Proverbs 8 opens with wisdom calling out. It then speaks of why mankind should seek wisdom and of how we can use wisdom. Then, in verse 22, we find a shift. Read through New Testament eyes we read wisdom as Jesus Christ. Hear Jesus’ voice in verses 22 and 23 as we read, “The Lord brought me forth as the first of his works… I was appointed for eternity”. Before the creation of the world that we find in Genesis 1, Jesus was with God. In this Genesis account we also read that when the darkness was still over the surface of the deep, the Spirit of God was “hovering over the waters”. In the beginning, the Trinity was there.

Verses 24-29 contain a simple reminder of the creation story. Jesus was there before the oceans, before the mountains, before the fields, before God marked out the deep, before the clouds… When God “marked the foundations of the earth”, Jesus was there. Like God, there is the eternal nature to Jesus.
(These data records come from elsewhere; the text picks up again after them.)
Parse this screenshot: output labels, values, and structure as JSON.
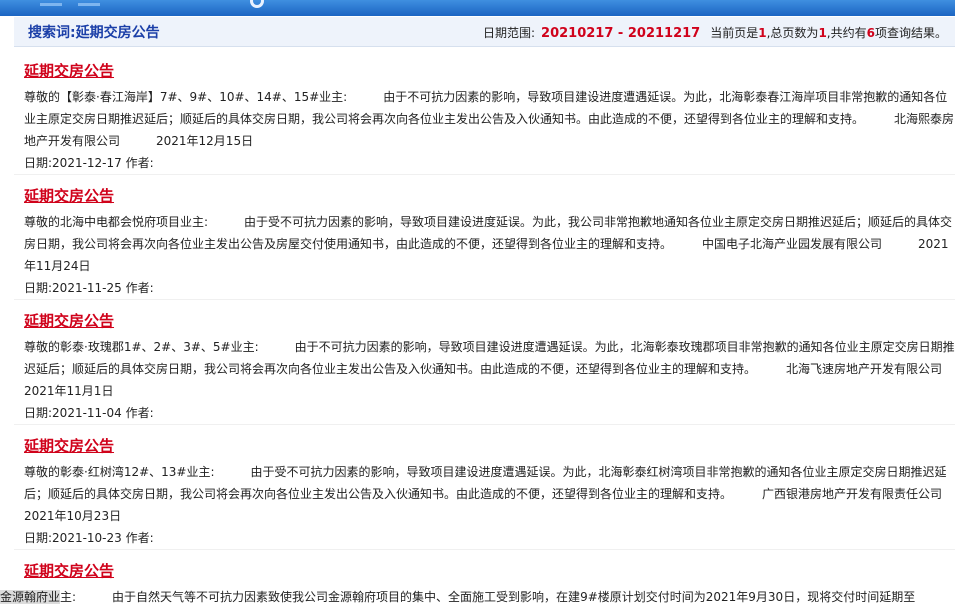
{
  "search": {
    "term": "搜索词:延期交房公告",
    "date_range_label": "日期范围:",
    "date_from": "20210217",
    "date_sep": " - ",
    "date_to": "20211217",
    "current_page_label": "当前页是",
    "current_page": "1",
    "total_pages_label": ",总页数为",
    "total_pages": "1",
    "results_label": ",共约有",
    "results_count": "6",
    "results_suffix": "项查询结果。"
  },
  "results": [
    {
      "title": "延期交房公告",
      "summary": "尊敬的【彰泰·春江海岸】7#、9#、10#、14#、15#业主:　　　由于不可抗力因素的影响，导致项目建设进度遭遇延误。为此，北海彰泰春江海岸项目非常抱歉的通知各位业主原定交房日期推迟延后；顺延后的具体交房日期，我公司将会再次向各位业主发出公告及入伙通知书。由此造成的不便，还望得到各位业主的理解和支持。　　　北海熙泰房地产开发有限公司　　　2021年12月15日",
      "date_label": "日期:",
      "date": "2021-12-17",
      "author_label": "作者:"
    },
    {
      "title": "延期交房公告",
      "summary": "尊敬的北海中电都会悦府项目业主:　　　由于受不可抗力因素的影响，导致项目建设进度延误。为此，我公司非常抱歉地通知各位业主原定交房日期推迟延后；顺延后的具体交房日期，我公司将会再次向各位业主发出公告及房屋交付使用通知书，由此造成的不便，还望得到各位业主的理解和支持。　　　中国电子北海产业园发展有限公司　　　2021年11月24日",
      "date_label": "日期:",
      "date": "2021-11-25",
      "author_label": "作者:"
    },
    {
      "title": "延期交房公告",
      "summary": "尊敬的彰泰·玫瑰郡1#、2#、3#、5#业主:　　　由于不可抗力因素的影响，导致项目建设进度遭遇延误。为此，北海彰泰玫瑰郡项目非常抱歉的通知各位业主原定交房日期推迟延后；顺延后的具体交房日期，我公司将会再次向各位业主发出公告及入伙通知书。由此造成的不便，还望得到各位业主的理解和支持。　　　北海飞速房地产开发有限公司　　　2021年11月1日",
      "date_label": "日期:",
      "date": "2021-11-04",
      "author_label": "作者:"
    },
    {
      "title": "延期交房公告",
      "summary": "尊敬的彰泰·红树湾12#、13#业主:　　　由于受不可抗力因素的影响，导致项目建设进度遭遇延误。为此，北海彰泰红树湾项目非常抱歉的通知各位业主原定交房日期推迟延后；顺延后的具体交房日期，我公司将会再次向各位业主发出公告及入伙通知书。由此造成的不便，还望得到各位业主的理解和支持。　　　广西银港房地产开发有限责任公司　　　2021年10月23日",
      "date_label": "日期:",
      "date": "2021-10-23",
      "author_label": "作者:"
    },
    {
      "title": "延期交房公告",
      "summary_highlight": "金源翰府业",
      "summary": "主:　　　由于自然天气等不可抗力因素致使我公司金源翰府项目的集中、全面施工受到影响，在建9#楼原计划交付时间为2021年9月30日，现将交付时间延期至"
    }
  ]
}
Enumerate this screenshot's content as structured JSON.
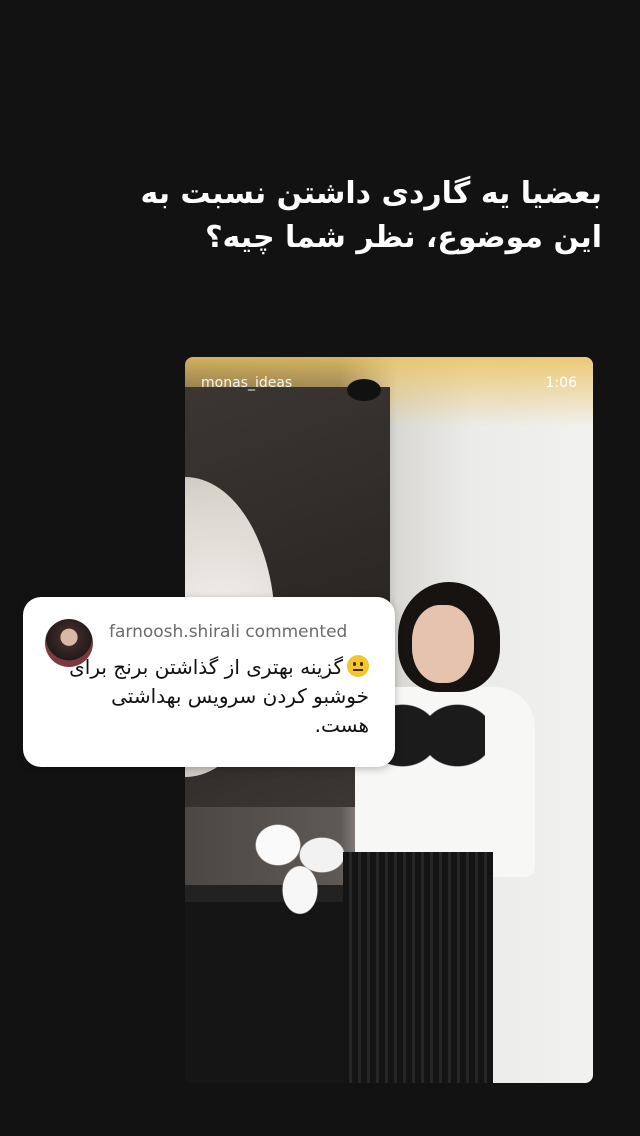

In verses 30 and 31 we catch a glimpse of the relational nature of Jesus. He was the craftsman at God’s side. He was filled with delight and rejoiced in God’s presence. Jesus also rejoiced in God’s creation and he delighted in humankind. When I consider these thoughts, both joy and sorrow come to my heart. I rejoice because this is how I see Jesus living out his earthly life. He rejoiced in interacting with and ministering to people. Jesus loved one and all. This is an extension of what he felt as creation began and continued to unfold as he was at God’s side. But there is also a little sadness for me. In spite of his great love for us, that was not enough. Jesus had to die for the ones he loved. On our own we could not and cannot overcome sin. So in love he gave himself for us. Jesus’ love is so much greater than our love. While I am a little sad that he had to, I am so very grateful that Jesus Christ loved me that much. Thanks be to God.

Prayer: Lord, thank you for the beautiful world that you created. Thank you for my place in it. More than that though, thank you for the gift of your son, who went all in for me and for all of humankind. Thank you God. Thank you. Amen.